The International Astronomical Search Collaboration (IASC) is a citizen science program that started in 2006, founded by Patrick Miller, a professor at Hardin-Simmons University in Abilene, Texas. This program makes use of telescopes all over the globe to capture images of the sky that are then distributed in schools and analysed by students in order to identify objects that move quickly against the background stars. Therefore, schools contribute to the discovery of new asteroids, helping to reduce part of the risk these objects may represent if they are eventually on a collision course with Earth.

In Portugal, the project took its first steps in 2007 with NUCLIO and Leonor Cabral (member of NUCLIO and, at the time, teacher at Cidadela High School, in Cascais). Through the years, hundreds of Portuguese schools, and also from Portuguese-speaking countries, joined the project, along with thousands of students, producing thousands of detections, many of which have received a provisional identification from the MPC (Minor Planet Center), the official organisation in charge of collecting observational data and cataloging asteroids.

Three of this objects have been confirmed as new asteroids, and the names proposed by the finders for two of them have already been officially accepted. Thus, we have Lusitano (2012 FF25), discovered by teams from four schools: Escola Secundária D. Maria II, in Braga, Escola Secundária Luís de Freitas Branco, in Paço de Arcos, Escola Secundária D. Inês de Castro, in Alcobaça, and Escola Secundária of Valpaços; Fado (2017 BF79), discovered by a team from Escola Secundária Dr. Manuel Gomes de Almeida, in Espinho; and 2012 KD19, discovered by a student at Escola Secundária D. Inês de Castro, in Alcobaça.

The coordination of the project in Portugal has been done by Ana Costa, a member of NUCLIO, and is now in the hands of Álvaro Folhas, professor of Physics and also a member of NUCLIO. New campaigns are launched every year, always with very good results!

Do you want to participate in the IASC/NUCLIO Asteroid Search Campaigns?

Please, contact Ana Costa or Álvaro Folhas via email: iasc@nuclio.org

NUCLIO provides sessions to explain the process and the use of the Astrometrica software. Interested parties should contact us by the same email.

NUCLIO Space Hunters

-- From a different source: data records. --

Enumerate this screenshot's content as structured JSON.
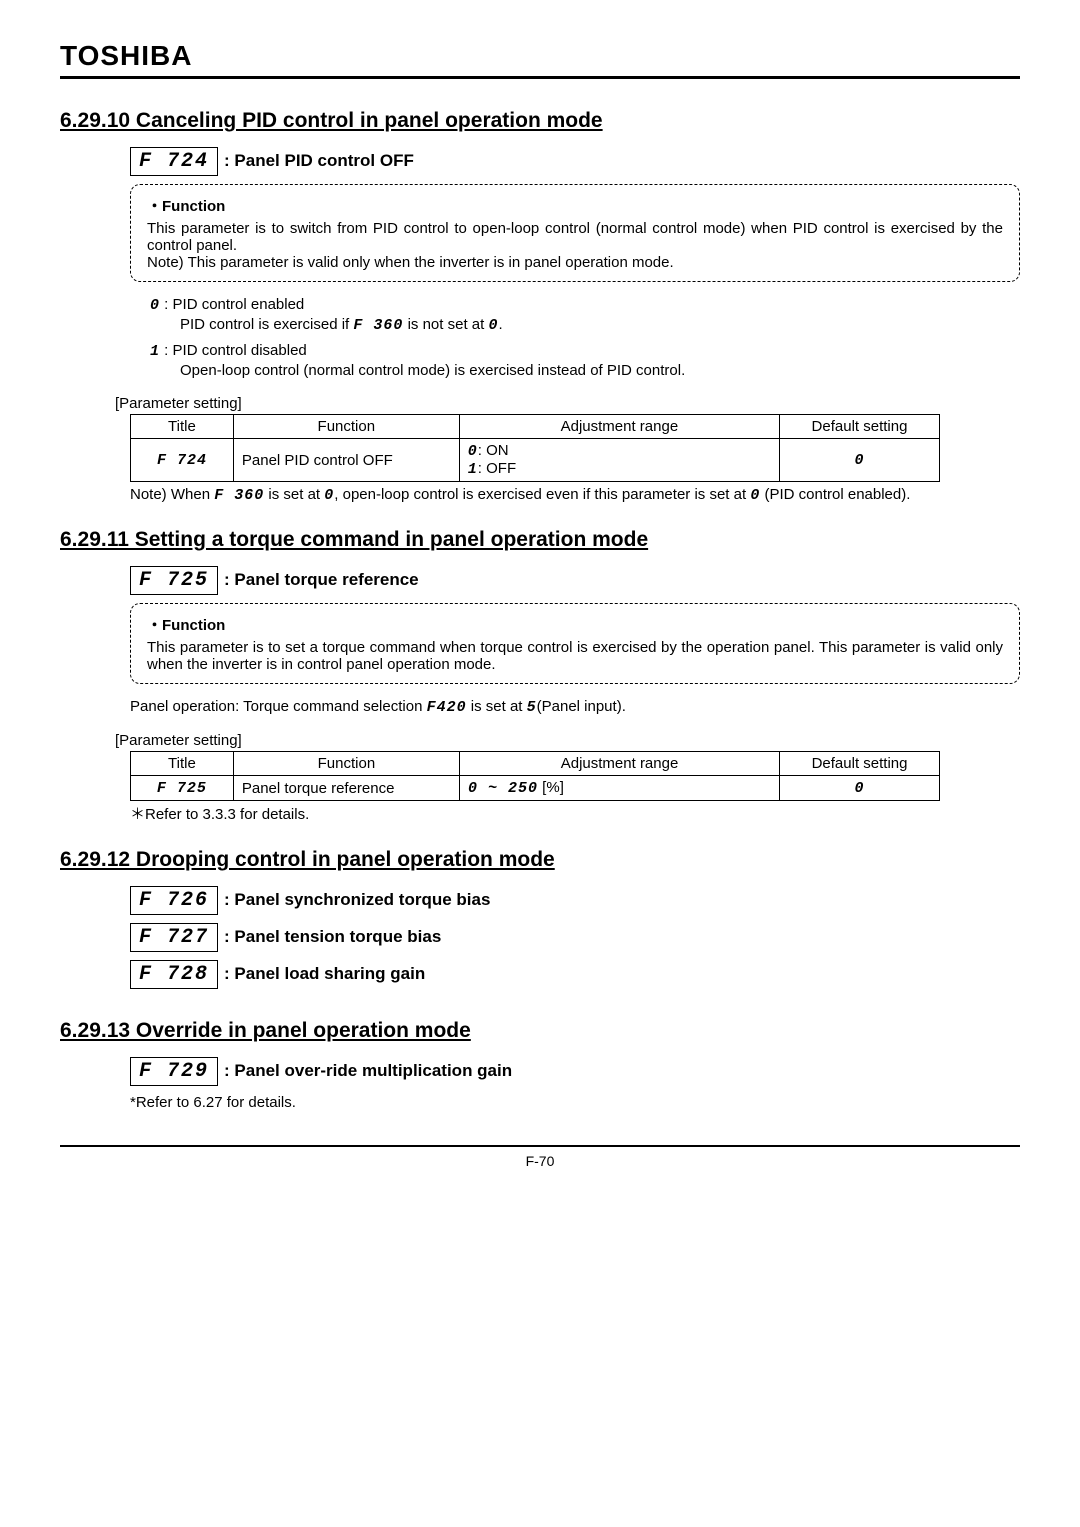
{
  "brand": "TOSHIBA",
  "sections": {
    "s1": {
      "heading": "6.29.10  Canceling  PID  control  in  panel  operation  mode",
      "param_code": "F 724",
      "param_title": ": Panel  PID  control  OFF",
      "function_label": "Function",
      "function_text": "This  parameter  is  to  switch  from  PID  control  to  open-loop  control  (normal  control  mode)  when  PID  control  is  exercised  by  the  control  panel.",
      "function_note": "Note)  This  parameter  is  valid  only  when  the  inverter  is  in  panel  operation  mode.",
      "opt0_code": "0",
      "opt0_label": " :  PID  control  enabled",
      "opt0_sub_a": "PID  control  is  exercised  if  ",
      "opt0_sub_code": "F 360",
      "opt0_sub_b": "  is  not  set  at  ",
      "opt0_sub_zero": "0",
      "opt0_sub_c": ".",
      "opt1_code": "1",
      "opt1_label": " :  PID  control  disabled",
      "opt1_sub": "Open-loop  control  (normal  control  mode)  is  exercised  instead  of  PID  control.",
      "table": {
        "header": [
          "Title",
          "Function",
          "Adjustment range",
          "Default setting"
        ],
        "row": {
          "title": "F 724",
          "func": "Panel  PID  control  OFF",
          "range_line1_code": "0",
          "range_line1_text": ":  ON",
          "range_line2_code": "1",
          "range_line2_text": ":  OFF",
          "default": "0"
        }
      },
      "note_a": "Note)  When  ",
      "note_code1": "F 360",
      "note_b": "  is  set  at  ",
      "note_zero1": "0",
      "note_c": ",  open-loop  control  is  exercised  even  if  this  parameter  is  set  at  ",
      "note_zero2": "0",
      "note_d": "  (PID  control  enabled)."
    },
    "s2": {
      "heading": "6.29.11  Setting  a  torque  command  in  panel  operation  mode",
      "param_code": "F 725",
      "param_title": ": Panel  torque  reference",
      "function_label": "Function",
      "function_text": "This  parameter  is  to  set  a  torque  command  when  torque  control  is  exercised  by  the  operation  panel.    This  parameter  is  valid  only  when  the  inverter  is  in  control  panel  operation  mode.",
      "panel_op_a": "Panel  operation:  Torque  command  selection  ",
      "panel_op_code": "F420",
      "panel_op_b": "  is  set  at  ",
      "panel_op_val": "5",
      "panel_op_c": "(Panel  input).",
      "table": {
        "header": [
          "Title",
          "Function",
          "Adjustment range",
          "Default setting"
        ],
        "row": {
          "title": "F 725",
          "func": "Panel  torque  reference",
          "range_code": "0 ~ 250",
          "range_unit": "  [%]",
          "default": "0"
        }
      },
      "note": "＊Refer  to  3.3.3  for  details."
    },
    "s3": {
      "heading": "6.29.12  Drooping  control  in  panel  operation  mode",
      "p1_code": "F 726",
      "p1_title": ": Panel  synchronized  torque  bias",
      "p2_code": "F 727",
      "p2_title": ": Panel  tension  torque  bias",
      "p3_code": "F 728",
      "p3_title": ": Panel  load  sharing  gain"
    },
    "s4": {
      "heading": "6.29.13  Override  in  panel  operation  mode",
      "param_code": "F 729",
      "param_title": ": Panel  over-ride  multiplication  gain",
      "note": "*Refer  to  6.27  for  details."
    }
  },
  "parameter_setting_label": "[Parameter  setting]",
  "footer": "F-70"
}
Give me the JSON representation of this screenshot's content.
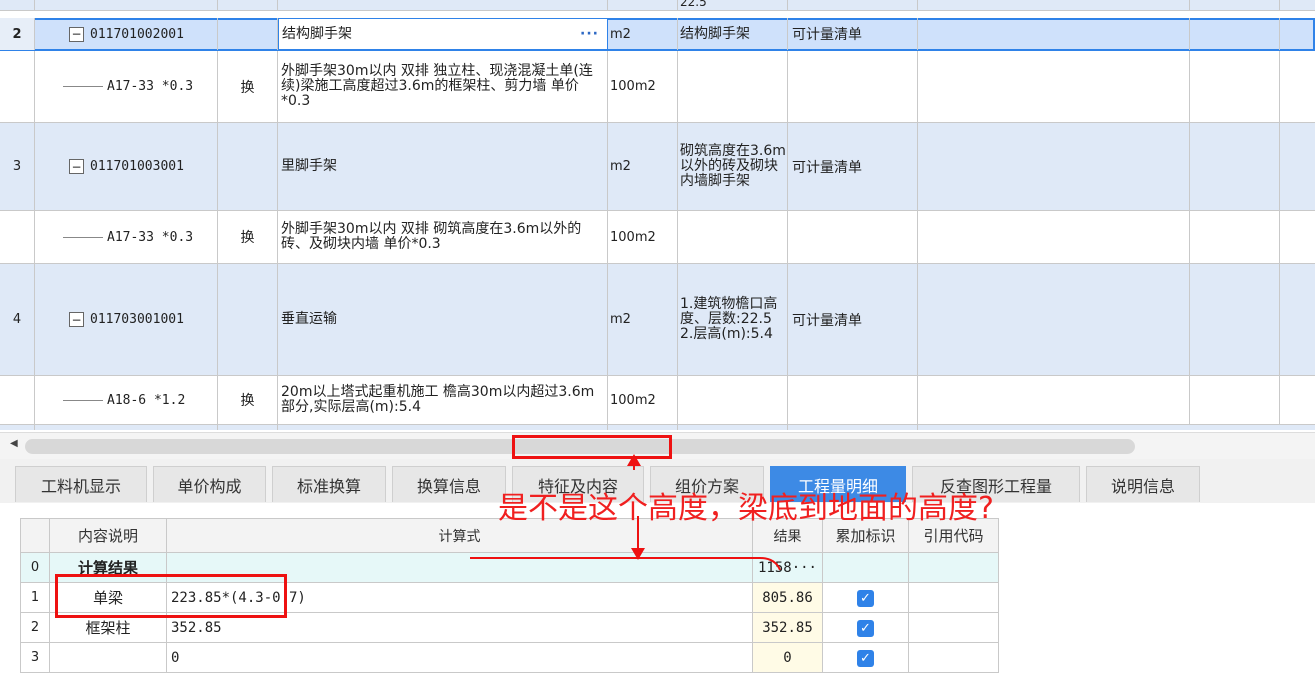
{
  "top_table": {
    "partial_row_feature": "22.5",
    "rows": [
      {
        "index": "2",
        "code": "011701002001",
        "type": "",
        "name": "结构脚手架",
        "unit": "m2",
        "feature": "结构脚手架",
        "category": "可计量清单",
        "selected": true
      },
      {
        "index": "",
        "code": "A17-33 *0.3",
        "type": "换",
        "name": "外脚手架30m以内 双排  独立柱、现浇混凝土单(连续)梁施工高度超过3.6m的框架柱、剪力墙 单价*0.3",
        "unit": "100m2",
        "feature": "",
        "category": ""
      },
      {
        "index": "3",
        "code": "011701003001",
        "type": "",
        "name": "里脚手架",
        "unit": "m2",
        "feature": "砌筑高度在3.6m以外的砖及砌块内墙脚手架",
        "category": "可计量清单"
      },
      {
        "index": "",
        "code": "A17-33 *0.3",
        "type": "换",
        "name": "外脚手架30m以内 双排  砌筑高度在3.6m以外的砖、及砌块内墙 单价*0.3",
        "unit": "100m2",
        "feature": "",
        "category": ""
      },
      {
        "index": "4",
        "code": "011703001001",
        "type": "",
        "name": "垂直运输",
        "unit": "m2",
        "feature": "1.建筑物檐口高度、层数:22.5\n2.层高(m):5.4",
        "category": "可计量清单"
      },
      {
        "index": "",
        "code": "A18-6 *1.2",
        "type": "换",
        "name": "20m以上塔式起重机施工 檐高30m以内超过3.6m部分,实际层高(m):5.4",
        "unit": "100m2",
        "feature": "",
        "category": ""
      }
    ]
  },
  "tabs": [
    {
      "label": "工料机显示"
    },
    {
      "label": "单价构成"
    },
    {
      "label": "标准换算"
    },
    {
      "label": "换算信息"
    },
    {
      "label": "特征及内容"
    },
    {
      "label": "组价方案"
    },
    {
      "label": "工程量明细",
      "active": true
    },
    {
      "label": "反查图形工程量"
    },
    {
      "label": "说明信息"
    }
  ],
  "detail_table": {
    "headers": {
      "desc": "内容说明",
      "formula": "计算式",
      "result": "结果",
      "flag": "累加标识",
      "ref": "引用代码"
    },
    "rows": [
      {
        "index": "0",
        "desc": "计算结果",
        "formula": "",
        "result": "1158···",
        "checked": false
      },
      {
        "index": "1",
        "desc": "单梁",
        "formula": "223.85*(4.3-0.7)",
        "result": "805.86",
        "checked": true
      },
      {
        "index": "2",
        "desc": "框架柱",
        "formula": "352.85",
        "result": "352.85",
        "checked": true
      },
      {
        "index": "3",
        "desc": "",
        "formula": "0",
        "result": "0",
        "checked": true
      }
    ]
  },
  "annotation": {
    "text": "是不是这个高度，梁底到地面的高度?",
    "color": "#ee1111"
  },
  "colors": {
    "accent": "#3d8ae5",
    "selected_border": "#2f82e8"
  },
  "icons": {
    "collapse": "minus-box-icon",
    "scroll_left": "scroll-left-arrow-icon",
    "check": "checkbox-checked-icon"
  }
}
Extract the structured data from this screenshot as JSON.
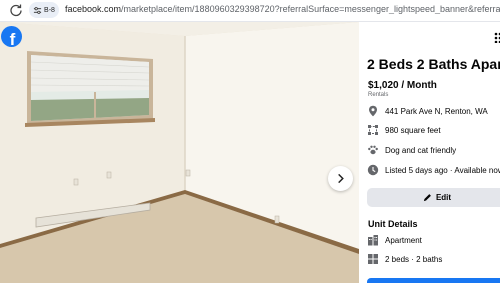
{
  "browser": {
    "site_chip_label": "B-8",
    "url_host": "facebook.com",
    "url_path": "/marketplace/item/1880960329398720?referralSurface=messenger_lightspeed_banner&referralCode=messeng..."
  },
  "viewer": {
    "logo_letter": "f"
  },
  "listing": {
    "title": "2 Beds 2 Baths Apartment",
    "price": "$1,020 / Month",
    "category": "Rentals",
    "details": [
      {
        "icon": "location-pin-icon",
        "text": "441 Park Ave N, Renton, WA"
      },
      {
        "icon": "square-footage-icon",
        "text": "980 square feet"
      },
      {
        "icon": "paw-icon",
        "text": "Dog and cat friendly"
      },
      {
        "icon": "clock-icon",
        "text": "Listed 5 days ago · Available now"
      }
    ],
    "edit_label": "Edit",
    "unit_details_heading": "Unit Details",
    "unit_details": [
      {
        "icon": "building-icon",
        "text": "Apartment"
      },
      {
        "icon": "rooms-icon",
        "text": "2 beds · 2 baths"
      }
    ]
  },
  "colors": {
    "brand_blue": "#1877f2",
    "button_gray": "#e4e6eb",
    "secondary_text": "#65676b"
  }
}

We are also giving the opportunity to students who want to participate in the campaigns and do not have an Astronomy Club or a teacher to coordinate the activity in their schools. Through NUCLIO Space Hunters, students are guided to explore new objects in the Solar System, using unique data and specialized software to make incredible discoveries.

Contact us via iasc@nuclio.org

More information about IASC: http://iasc.cosmosearch.org/